If Beale Street Could Talk
If Beale Street Could Talk (2018)
★★★★ / ★★★★
Make no mistake: “If Beale Street Could Talk” is a love story. But not simply under a romantic definition. Although the plot revolves around Tish (KiKi Layne) and Fonny (Stephan James) hoping to be reunited following the latter being falsely accused of rape and sent to jail, its true center is the love shared among family. It is amazing and so refreshing that less than fifteen minutes into the picture, director Barry Jenkins, who also penned James Baldwin’s novel of the same name onto screen, is able to establish the Rivers family bond with convincing puissance. And throughout the film the father (Colman Domingo), the mother (Regina King), the elder sister (Teyonah Parris), and Tish herself show what they are willing to do and sacrifice in order to bring home the newest member of their family. You see, prior to the wrongful arrest, Tish and Fonny are expected to be married.
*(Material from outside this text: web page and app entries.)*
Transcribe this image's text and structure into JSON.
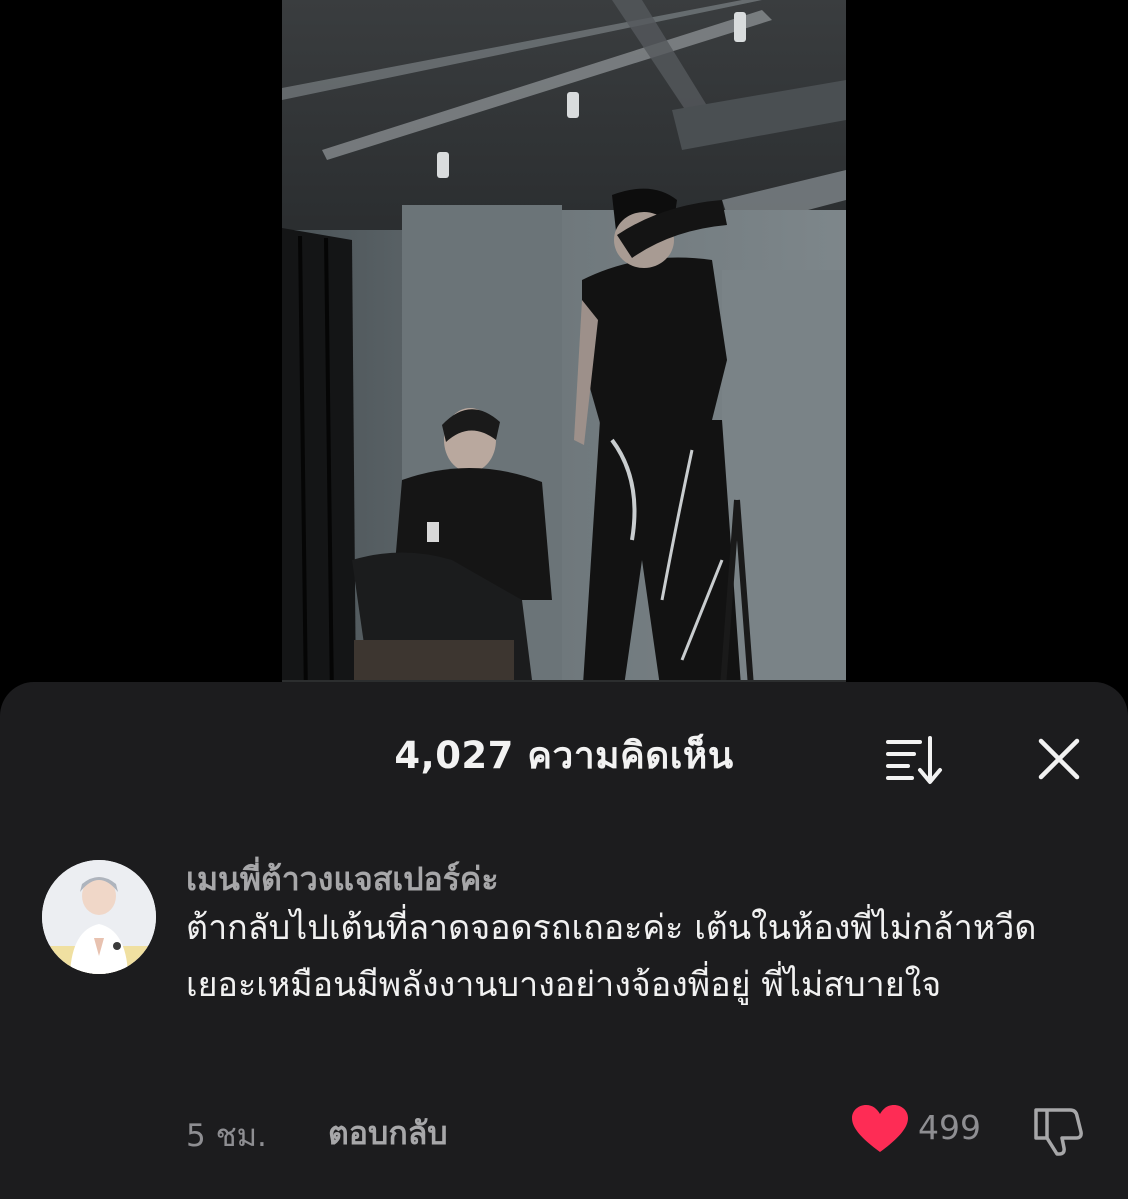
{
  "comments_sheet": {
    "count_label": "4,027 ความคิดเห็น",
    "sort_icon": "sort-icon",
    "close_icon": "close-icon"
  },
  "comment": {
    "username": "เมนพี่ต้าวงแจสเปอร์ค่ะ",
    "text": "ต้ากลับไปเต้นที่ลาดจอดรถเถอะค่ะ เต้นในห้องพี่ไม่กล้าหวีดเยอะเหมือนมีพลังงานบางอย่างจ้องพี่อยู่ พี่ไม่สบายใจ",
    "timestamp": "5 ชม.",
    "reply_label": "ตอบกลับ",
    "like_count": "499",
    "like_icon": "heart-icon",
    "dislike_icon": "thumbs-down-icon"
  },
  "colors": {
    "sheet_background": "#1c1c1e",
    "heart": "#fe2c55",
    "muted_text": "#8e8e92"
  }
}
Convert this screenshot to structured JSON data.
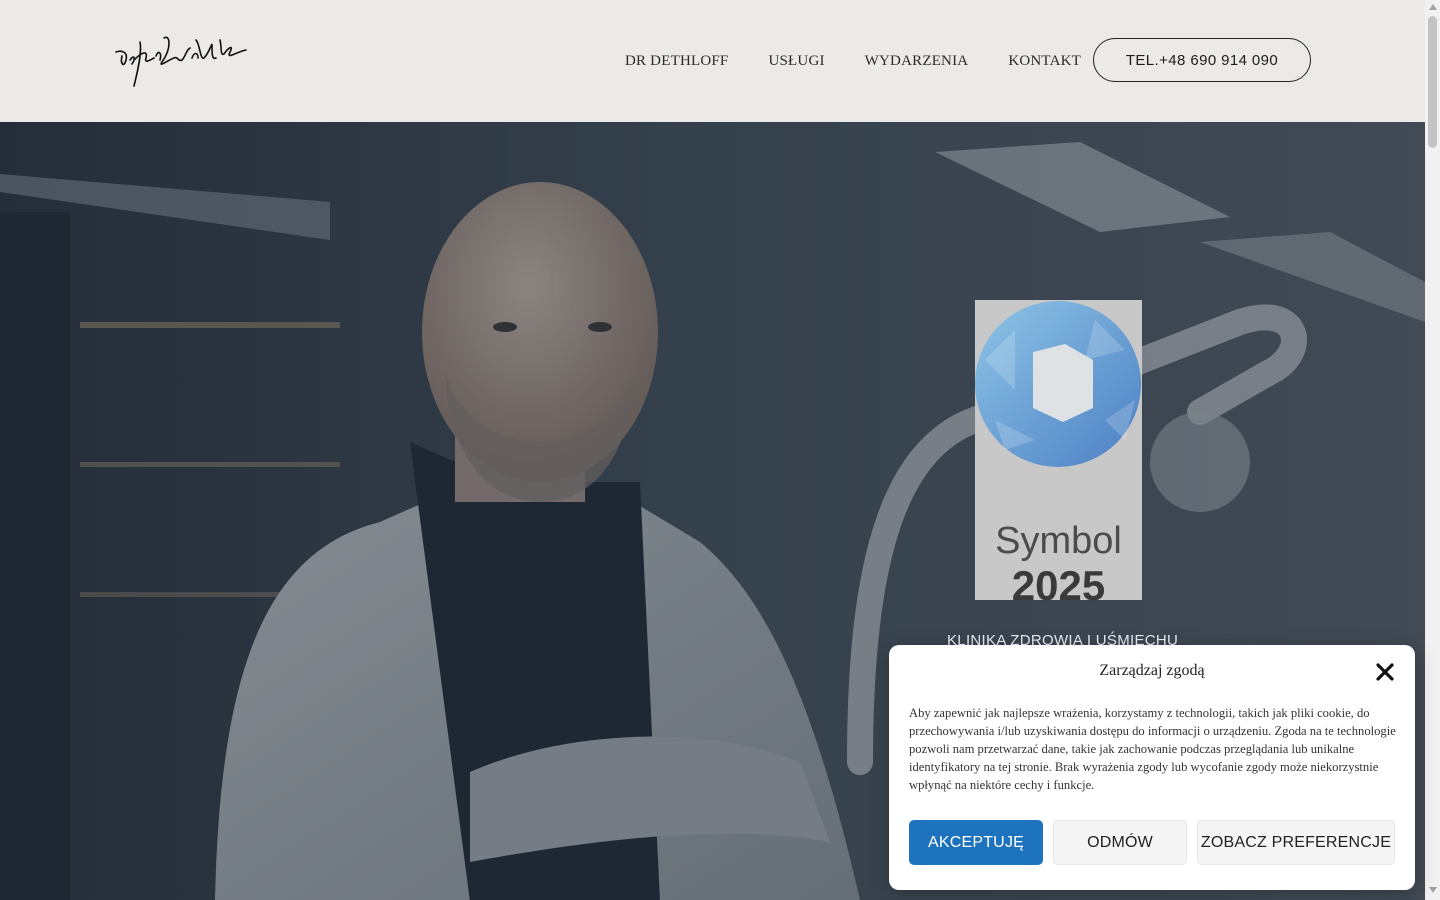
{
  "header": {
    "logo_text": "Dr Jan Dethloff",
    "nav": [
      "DR DETHLOFF",
      "USŁUGI",
      "WYDARZENIA",
      "KONTAKT"
    ],
    "phone_button": "TEL.+48 690 914 090"
  },
  "hero": {
    "award_word": "Symbol",
    "award_year": "2025",
    "clinic_line": "KLINIKA ZDROWIA I UŚMIECHU"
  },
  "cookie": {
    "title": "Zarządzaj zgodą",
    "text": "Aby zapewnić jak najlepsze wrażenia, korzystamy z technologii, takich jak pliki cookie, do przechowywania i/lub uzyskiwania dostępu do informacji o urządzeniu. Zgoda na te technologie pozwoli nam przetwarzać dane, takie jak zachowanie podczas przeglądania lub unikalne identyfikatory na tej stronie. Brak wyrażenia zgody lub wycofanie zgody może niekorzystnie wpłynąć na niektóre cechy i funkcje.",
    "accept": "AKCEPTUJĘ",
    "deny": "ODMÓW",
    "preferences": "ZOBACZ PREFERENCJE"
  },
  "colors": {
    "header_bg": "#ebeae8",
    "accent": "#1e73be"
  }
}
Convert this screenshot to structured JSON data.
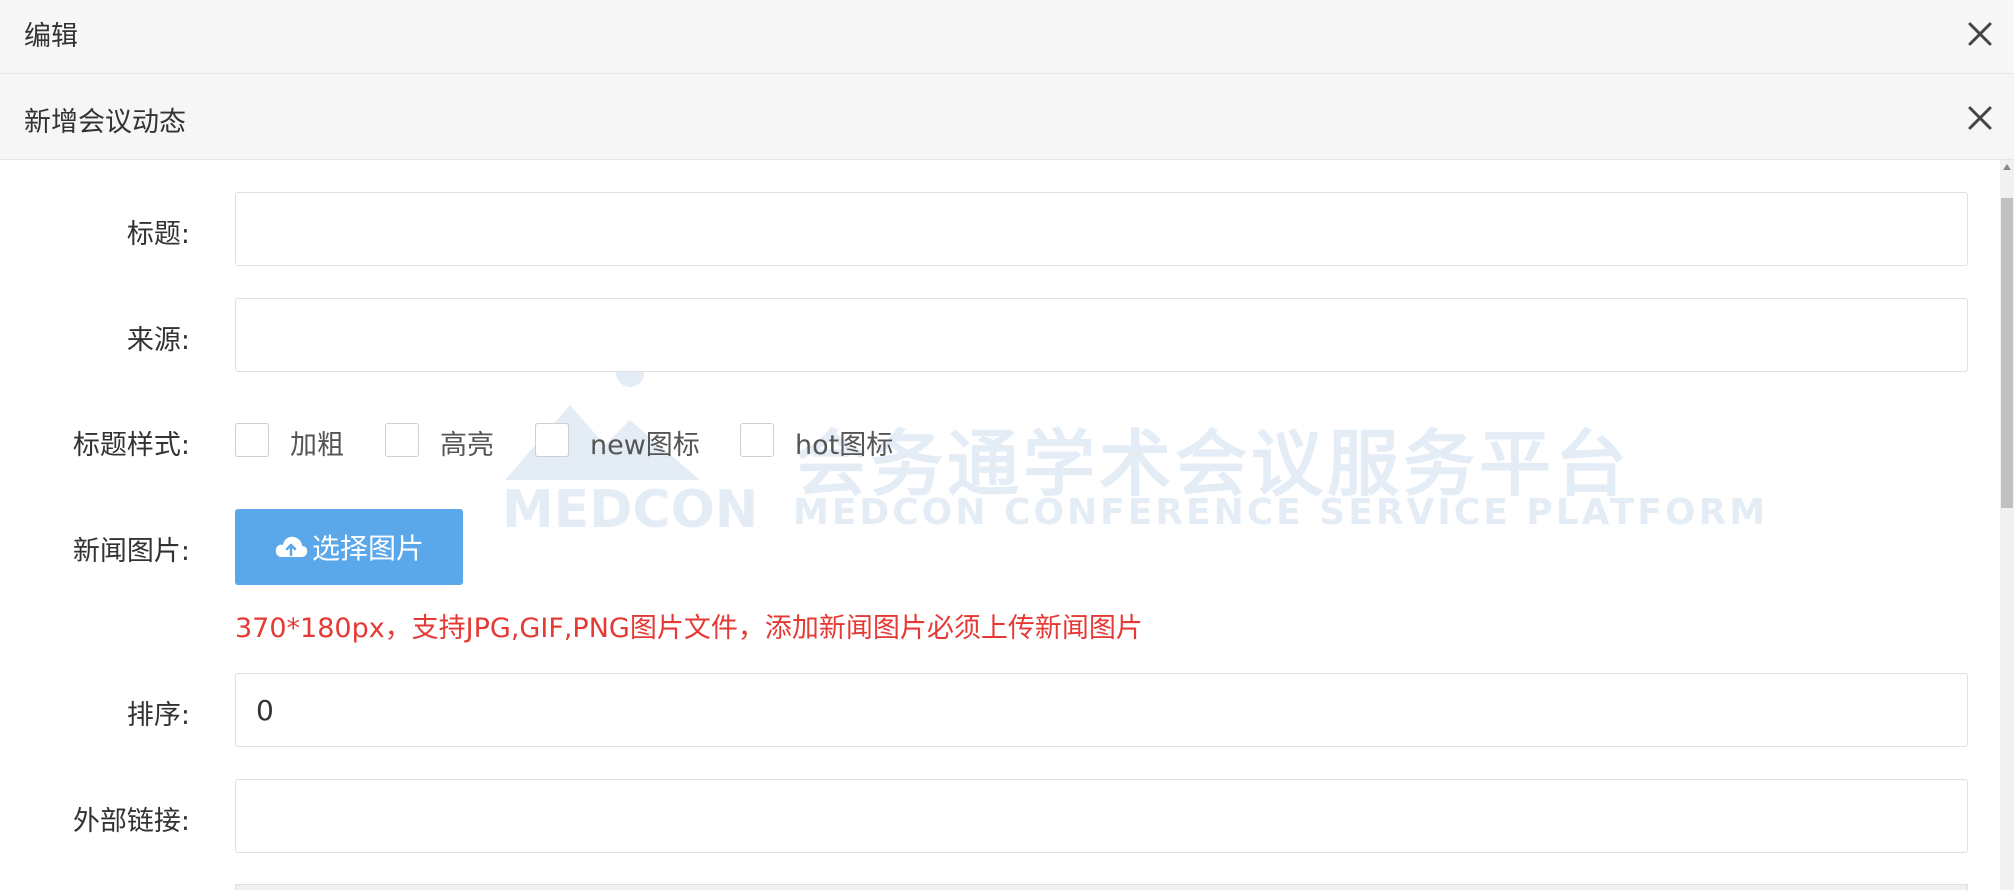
{
  "outer_dialog": {
    "title": "编辑"
  },
  "inner_dialog": {
    "title": "新增会议动态"
  },
  "form": {
    "title_label": "标题:",
    "title_value": "",
    "source_label": "来源:",
    "source_value": "",
    "style_label": "标题样式:",
    "style_options": [
      {
        "label": "加粗",
        "checked": false
      },
      {
        "label": "高亮",
        "checked": false
      },
      {
        "label": "new图标",
        "checked": false
      },
      {
        "label": "hot图标",
        "checked": false
      }
    ],
    "image_label": "新闻图片:",
    "image_button": "选择图片",
    "image_hint": "370*180px，支持JPG,GIF,PNG图片文件，添加新闻图片必须上传新闻图片",
    "order_label": "排序:",
    "order_value": "0",
    "link_label": "外部链接:",
    "link_value": ""
  },
  "watermark": {
    "cn": "会务通学术会议服务平台",
    "brand": "MEDCON",
    "en": "MEDCON CONFERENCE SERVICE PLATFORM"
  },
  "colors": {
    "primary_button": "#5aa7ea",
    "hint": "#e53935",
    "watermark": "#cfdef0"
  },
  "icons": {
    "close": "close-icon",
    "upload": "cloud-upload-icon"
  }
}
An elegant drama down to its marrow, from the way it looks to how expected trappings are introduced only to be circumvented last minute, the film is an exercise of creating an experience that can be felt long after the movie is over. Particularly intriguing is that every supporting character, no matter how small, is memorable. An excellent example is Daniel, played in such a haunting way by Brian Tyree Henry, a parolee of three months. He spent two years in prison for a crime he did not commit… but was forced to confess because somehow the corrupt system—one rigged against people of color, particularly African-Americans—trapped him into choosing one bad charge over another worse charge.
This character’s smile and laughter is so big that he brightens up a room without even knowing it. He is like that warm uncle during family gatherings who knows exactly what to say and when. But the moment he recalls his experiences in prison, this man’s trauma is so powerful, his words seep directly into our skin and make their way into the darkest corners of our imagination. He avoids specifics of what happened to him during his imprisonment. And yet it couldn’t be any more clear. It is an extraordinary performance in a film brimming with it. Even Dave Franco as a landlord with less than twenty lines is given time to shine.
I was enraptured with the fact that the drama is never one-dimensional. On the one hand, it is the aforementioned love story. Another angle is the black experience in a country that hates black people, a country that considers them to be worse than animals back in the early 1970s. As a person of color, the work is so vivid and specific that there are details that surprised me. An example is Tish’s experience as a perfume girl in a department store that hires mostly white employees. Via narration, she reveals that she is very much aware that she is, essentially, the token black girl. She tells us, almost directly whispering into our ears, the many type of customers that approach her: white old women, young black men, old white men… Each one is different—whether they choose to touch her, let alone approach her, or even look at her for more than a few seconds. I felt her humiliation, anger, sadness, and even acceptance because that was just the way things were.
The writer-director is not afraid to get up close and personal during the most unexpected moments. This is why the movie works on three fronts: as a family drama, a social drama, and a powerful statement—a current statement—about race, about class, and about a rigged system designed to punish black people and keep them less powerful than their keepers. In the examples I cited above, these are scenes and characters that are not necessary to tell this particular story. We have seen this story before, many times over. However, what makes it special is because of these “unnecessary” elements. They are the flavors of a specific experience and this is why, beyond a shadow of a doubt, “If Beale Street Could Talk” should and will stand the test of time.